PETA trial begins Nov. 13
WINTON – After numerous delays, the trial involving two PETA (People for the Ethical Treatment of Animals) employees is scheduled to begin Monday, Nov. 13 in Hertford County Superior Court.
While she would not go into any major details of the impending trial, local District 6B Attorney Valerie Asbell, who will prosecute the case on behalf of the state, said jury selection will begin on the morning of Nov. 13. Asbell said she hoped to begin presenting the state’s evidence one day later.
The case involves several charges lodged against Andrew Benjamin Cook of Virginia Beach, Va. and Adria Joy Hinkle of Norfolk, Va. The PETA employees were arrested June 15, 2005 in Ahoskie after allegedly euthanizing 31 animals (dogs and cats) and dumping the dead bodies into a waste container located behind an Ahoskie grocery store.
Due to legal maneuverings on both sides, the court case has been postponed several times.
Cook and Hinkle were originally charged with 31 felony counts each of cruelty to animals as well as one count of illegal dumping and misdemeanor trespassing charges.
Since their arrests, Asbell, in an effort to more properly identify the dead animals, replaced the original 31 felony cruelty charges with 22 counts against each of the defendants.
In addition, new charges were filed in October of last year as both Cook and Hinkle were accused of three counts of obtaining property by false pretense.

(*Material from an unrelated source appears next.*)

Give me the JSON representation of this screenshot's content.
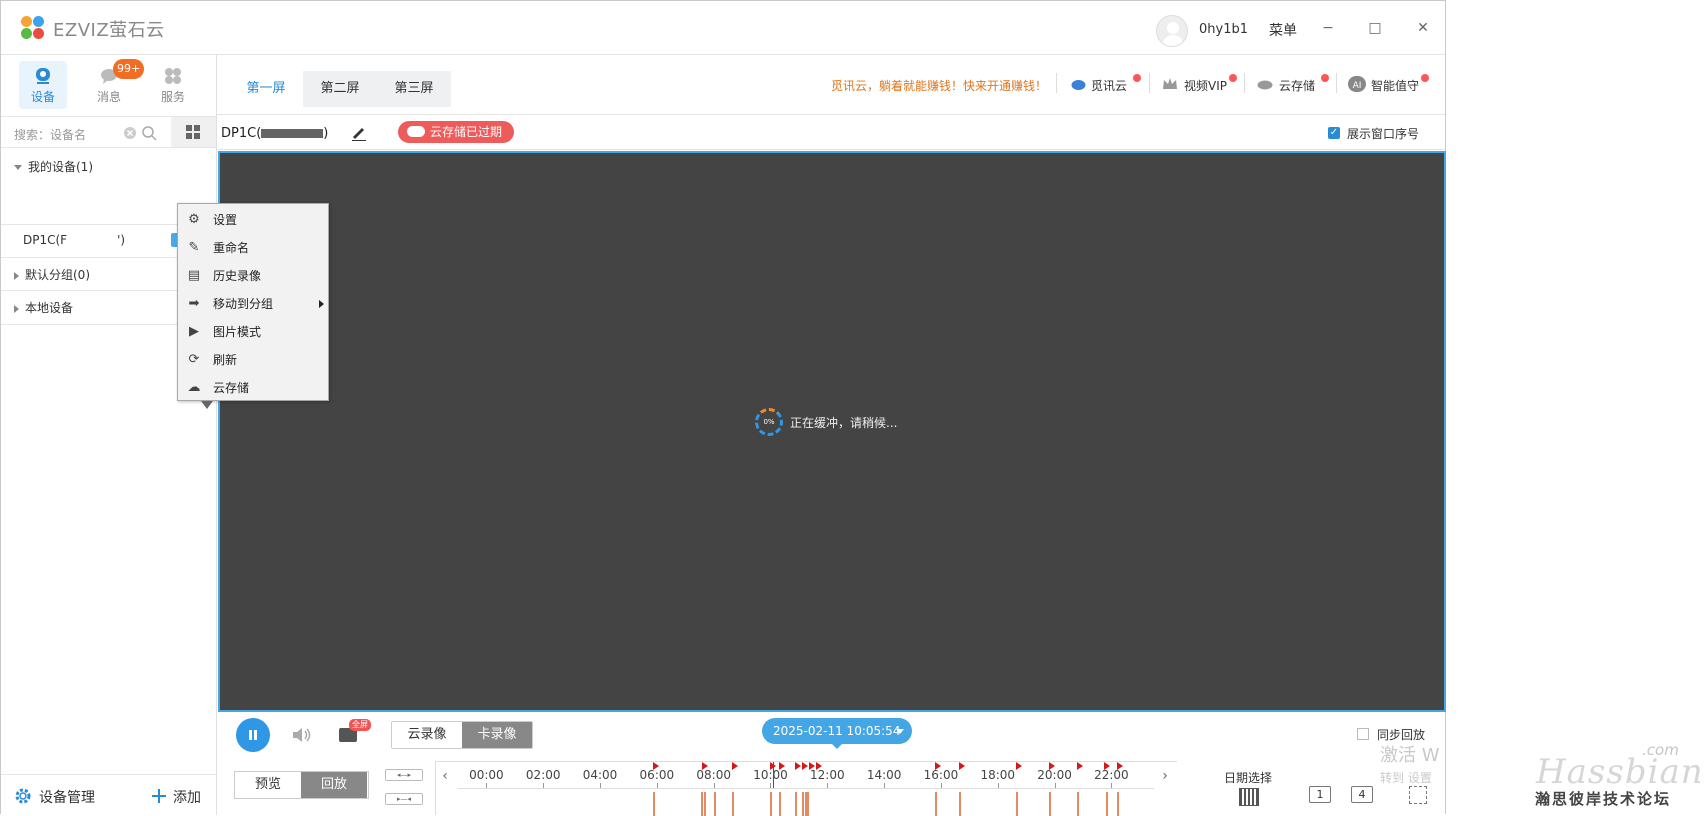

Those charges stem from the three cats/kittens allegedly picked-up by the pair on June 15, 2005 from Ahoskie Animal Hospital (AAH).
Dr. Pat Proctor, owner of AAH, he said he contacted PETA in regards to picking-up the animals. He further stated that Hinkle and Cook came to his business on June 15 and picked-up the animals, promising to find them good homes. However, the cat and her two kittens, all judged by Proctor as in good health and adoptable, were among the 31 dead animals linked to Hinkle’s and Cook’s possession on the day of their arrest.
Hinkle is being represented by Rich Square attorney Jack Warmack and Blair Brown of Washington, DC. Cook’s general counsel is Mark Edwards of Durham.
Resident Superior Court Judge Cy Grant is scheduled to preside over the trial.
Hinkle and Cook were arrested by the Ahoskie Police Department late in the afternoon of June 15 after law enforcement officials, on a stake-out, observed a white van in which the two were operating stop in an area located behind Piggly Wiggly in Ahoskie’s Newmarket Shopping Center and toss several black bags in a commercial dumpster.
At that time, a traffic stop was initiated on the van – a vehicle registered to PETA.
The bags located in the dumpster contained 18 dead dogs, including one bag containing seven puppies. An additional 13 dead animals, including the mother cat and her two kittens, were found in the van.
Twenty-two of the animals discovered on June 15 were collected the same day by Hinkle and Cook from the Bertie County Animal Shelter, as confirmed by Bertie Animal Control Officer Barry Anderson.
An autopsy performed later on one of those dogs revealed the animal was in good health prior to its death.